Since 2003, I have been teaching one-, two-, and three-credit Privacy Rule classes at law schools across the country. I also have provided continuing education and other training programs on the topic of the Privacy Rule to practicing physicians, dentists, clinical psychologists, social workers, nurses, and other health care professionals, as well as non-lawyer privacy officials and other health industry participants. My goal with this Article is to examine approaches to teaching the Privacy Rule to law and non-law audiences. Through trial and error, I believe I have improved my Privacy Rule teaching since 2003, and I wish to share my pedagogical successes and failures in this Article.

This Article proceeds as follows: Part I summarizes the history of the Privacy Rule, including the many proposed rules, interim final rules, final rules, guidance documents, and resolution agreements published by HHS. Part II reviews the Privacy Rule's theory of and approach to health information confidentiality. Part III discusses my experience teaching the Privacy Rule to both law and non-law audiences.

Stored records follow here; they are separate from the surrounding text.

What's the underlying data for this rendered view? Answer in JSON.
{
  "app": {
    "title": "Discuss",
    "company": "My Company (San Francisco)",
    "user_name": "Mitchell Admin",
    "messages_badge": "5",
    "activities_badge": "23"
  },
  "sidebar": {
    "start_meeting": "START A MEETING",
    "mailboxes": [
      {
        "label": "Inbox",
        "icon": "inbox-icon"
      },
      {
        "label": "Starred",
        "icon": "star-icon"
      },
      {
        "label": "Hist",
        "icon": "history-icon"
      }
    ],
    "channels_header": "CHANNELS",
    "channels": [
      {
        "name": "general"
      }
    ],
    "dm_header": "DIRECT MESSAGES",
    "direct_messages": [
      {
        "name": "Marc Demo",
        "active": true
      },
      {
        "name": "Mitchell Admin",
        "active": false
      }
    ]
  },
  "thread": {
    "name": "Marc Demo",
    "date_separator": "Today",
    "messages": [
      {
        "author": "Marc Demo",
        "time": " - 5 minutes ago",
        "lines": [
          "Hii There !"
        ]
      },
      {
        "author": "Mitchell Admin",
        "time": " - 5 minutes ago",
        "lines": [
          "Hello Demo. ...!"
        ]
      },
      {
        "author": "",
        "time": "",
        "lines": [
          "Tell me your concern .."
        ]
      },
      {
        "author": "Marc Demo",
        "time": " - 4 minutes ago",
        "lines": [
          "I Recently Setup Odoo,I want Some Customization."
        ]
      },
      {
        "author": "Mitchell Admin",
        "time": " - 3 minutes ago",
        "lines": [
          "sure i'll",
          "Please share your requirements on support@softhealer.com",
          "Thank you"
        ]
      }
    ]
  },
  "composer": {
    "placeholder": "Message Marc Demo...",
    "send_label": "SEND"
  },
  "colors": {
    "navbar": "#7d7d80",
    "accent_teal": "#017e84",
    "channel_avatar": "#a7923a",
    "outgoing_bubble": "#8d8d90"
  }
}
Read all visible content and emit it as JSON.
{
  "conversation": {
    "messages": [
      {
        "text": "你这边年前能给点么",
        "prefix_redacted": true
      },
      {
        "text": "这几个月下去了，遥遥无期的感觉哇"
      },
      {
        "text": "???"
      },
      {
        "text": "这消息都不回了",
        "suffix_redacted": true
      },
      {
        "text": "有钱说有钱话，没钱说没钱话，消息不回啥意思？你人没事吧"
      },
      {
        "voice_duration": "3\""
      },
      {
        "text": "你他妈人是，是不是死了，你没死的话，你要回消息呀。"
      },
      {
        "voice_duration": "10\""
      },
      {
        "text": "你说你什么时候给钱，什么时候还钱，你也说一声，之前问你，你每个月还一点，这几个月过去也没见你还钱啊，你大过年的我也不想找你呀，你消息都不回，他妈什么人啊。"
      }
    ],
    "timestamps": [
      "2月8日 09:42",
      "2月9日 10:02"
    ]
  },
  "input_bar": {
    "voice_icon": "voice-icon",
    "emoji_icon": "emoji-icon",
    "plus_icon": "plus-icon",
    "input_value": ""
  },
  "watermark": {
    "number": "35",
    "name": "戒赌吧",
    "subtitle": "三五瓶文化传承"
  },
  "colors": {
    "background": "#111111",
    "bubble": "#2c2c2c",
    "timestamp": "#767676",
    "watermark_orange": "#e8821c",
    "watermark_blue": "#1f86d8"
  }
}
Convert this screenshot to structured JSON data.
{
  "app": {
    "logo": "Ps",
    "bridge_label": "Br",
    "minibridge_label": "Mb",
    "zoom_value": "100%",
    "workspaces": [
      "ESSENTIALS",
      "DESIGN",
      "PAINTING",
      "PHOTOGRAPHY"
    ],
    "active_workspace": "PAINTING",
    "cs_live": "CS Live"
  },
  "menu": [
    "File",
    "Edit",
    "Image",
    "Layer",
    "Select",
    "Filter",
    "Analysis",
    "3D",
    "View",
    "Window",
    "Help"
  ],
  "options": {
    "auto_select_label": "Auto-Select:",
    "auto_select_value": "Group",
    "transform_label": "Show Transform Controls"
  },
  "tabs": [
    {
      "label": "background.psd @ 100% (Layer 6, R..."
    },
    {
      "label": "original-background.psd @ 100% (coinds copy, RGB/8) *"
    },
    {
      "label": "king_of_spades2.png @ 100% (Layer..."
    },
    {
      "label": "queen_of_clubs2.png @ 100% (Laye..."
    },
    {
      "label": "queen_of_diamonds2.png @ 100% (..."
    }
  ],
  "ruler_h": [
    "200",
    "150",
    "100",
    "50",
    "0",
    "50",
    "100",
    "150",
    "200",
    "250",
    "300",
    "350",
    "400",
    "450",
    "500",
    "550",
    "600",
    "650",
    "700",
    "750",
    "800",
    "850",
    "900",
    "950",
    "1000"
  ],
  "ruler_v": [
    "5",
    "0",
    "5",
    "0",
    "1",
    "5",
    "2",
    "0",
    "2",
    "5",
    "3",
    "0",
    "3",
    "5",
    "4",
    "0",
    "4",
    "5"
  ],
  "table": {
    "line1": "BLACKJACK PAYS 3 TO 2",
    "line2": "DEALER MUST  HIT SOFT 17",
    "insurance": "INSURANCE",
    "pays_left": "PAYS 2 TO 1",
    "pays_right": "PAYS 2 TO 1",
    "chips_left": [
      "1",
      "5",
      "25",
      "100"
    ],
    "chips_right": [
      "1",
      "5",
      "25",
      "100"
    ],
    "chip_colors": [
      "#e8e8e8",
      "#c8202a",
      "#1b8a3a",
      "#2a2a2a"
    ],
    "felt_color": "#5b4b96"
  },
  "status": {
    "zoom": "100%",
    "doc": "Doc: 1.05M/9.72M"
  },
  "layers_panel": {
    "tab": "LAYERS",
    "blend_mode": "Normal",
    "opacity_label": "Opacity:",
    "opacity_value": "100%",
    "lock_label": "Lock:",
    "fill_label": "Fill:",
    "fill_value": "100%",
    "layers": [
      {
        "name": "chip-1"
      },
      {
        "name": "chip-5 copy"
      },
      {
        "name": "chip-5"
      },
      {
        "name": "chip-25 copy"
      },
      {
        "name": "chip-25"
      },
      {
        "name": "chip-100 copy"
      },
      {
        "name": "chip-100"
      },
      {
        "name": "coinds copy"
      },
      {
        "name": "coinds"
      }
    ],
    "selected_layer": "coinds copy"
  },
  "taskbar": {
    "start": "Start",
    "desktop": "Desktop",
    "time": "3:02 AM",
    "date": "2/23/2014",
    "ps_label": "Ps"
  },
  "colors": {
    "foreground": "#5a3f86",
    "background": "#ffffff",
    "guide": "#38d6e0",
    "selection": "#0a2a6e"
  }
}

In part because few judicial opinions interpreting the Privacy Rule are substantively helpful, Part III argues that Privacy Rule teachers may wish to teach fewer cases and focus instead on the principles of health information confidentiality gleaned from the preambles to HHS's rulemakings as well as HHS's guidance documents, resolution agreements, and frequently-asked questions. Part III further suggests that Privacy Rule teachers who train non-law audiences solicit questions in advance and use these questions to illustrate the Privacy Rule's use-and-disclosure requirements, as bird's-eye legal overviews tend to be unhelpful.

Publication Citation

61 St. Louis U. L. J. 469 (2017)